Provided material:
[Start of section]

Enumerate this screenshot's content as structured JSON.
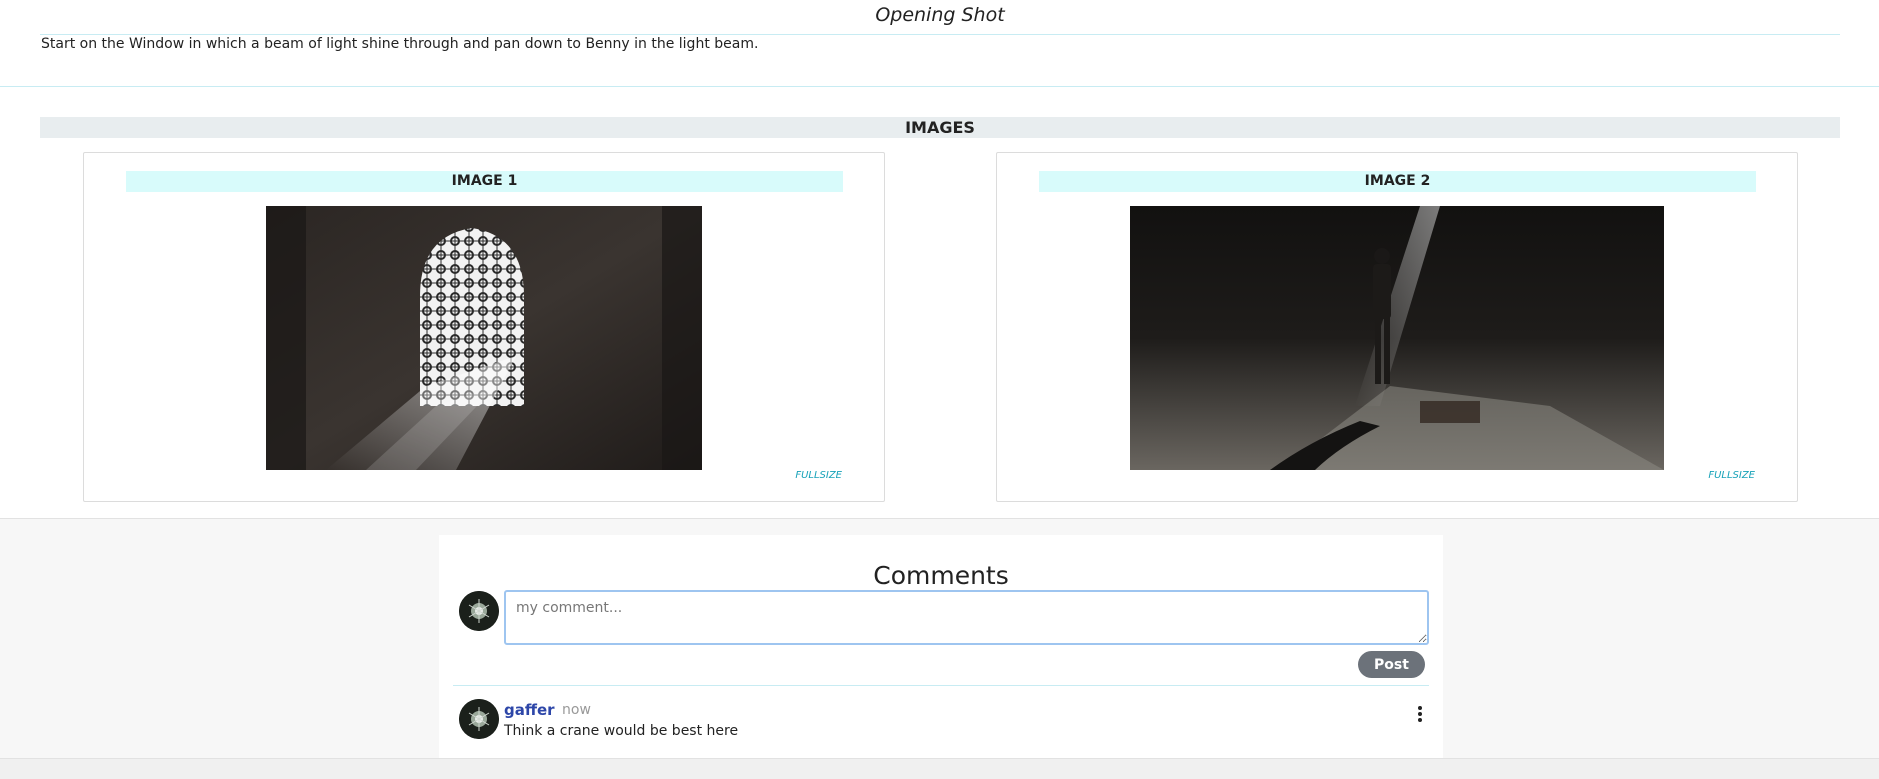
{
  "shot": {
    "title": "Opening Shot",
    "description": "Start on the Window in which a beam of light shine through and pan down to Benny in the light beam."
  },
  "images_section": {
    "heading": "IMAGES",
    "cards": [
      {
        "title": "IMAGE 1",
        "fullsize_label": "FULLSIZE"
      },
      {
        "title": "IMAGE 2",
        "fullsize_label": "FULLSIZE"
      }
    ]
  },
  "comments": {
    "heading": "Comments",
    "input_placeholder": "my comment...",
    "input_value": "",
    "post_label": "Post",
    "items": [
      {
        "author": "gaffer",
        "time": "now",
        "text": "Think a crane would be best here"
      }
    ]
  },
  "colors": {
    "accent_cyan": "#17a2b8",
    "author_blue": "#2d46a8",
    "post_button": "#6c727a",
    "card_title_bg": "#d8fbfb"
  }
}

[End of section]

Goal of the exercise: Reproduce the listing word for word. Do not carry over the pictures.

Response to the exercise:
Enumerate this screenshot's content as structured JSON.
{
  "shot": {
    "title": "Opening Shot",
    "description": "Start on the Window in which a beam of light shine through and pan down to Benny in the light beam."
  },
  "images_section": {
    "heading": "IMAGES",
    "cards": [
      {
        "title": "IMAGE 1",
        "fullsize_label": "FULLSIZE"
      },
      {
        "title": "IMAGE 2",
        "fullsize_label": "FULLSIZE"
      }
    ]
  },
  "comments": {
    "heading": "Comments",
    "input_placeholder": "my comment...",
    "input_value": "",
    "post_label": "Post",
    "items": [
      {
        "author": "gaffer",
        "time": "now",
        "text": "Think a crane would be best here"
      }
    ]
  },
  "colors": {
    "accent_cyan": "#17a2b8",
    "author_blue": "#2d46a8",
    "post_button": "#6c727a",
    "card_title_bg": "#d8fbfb"
  }
}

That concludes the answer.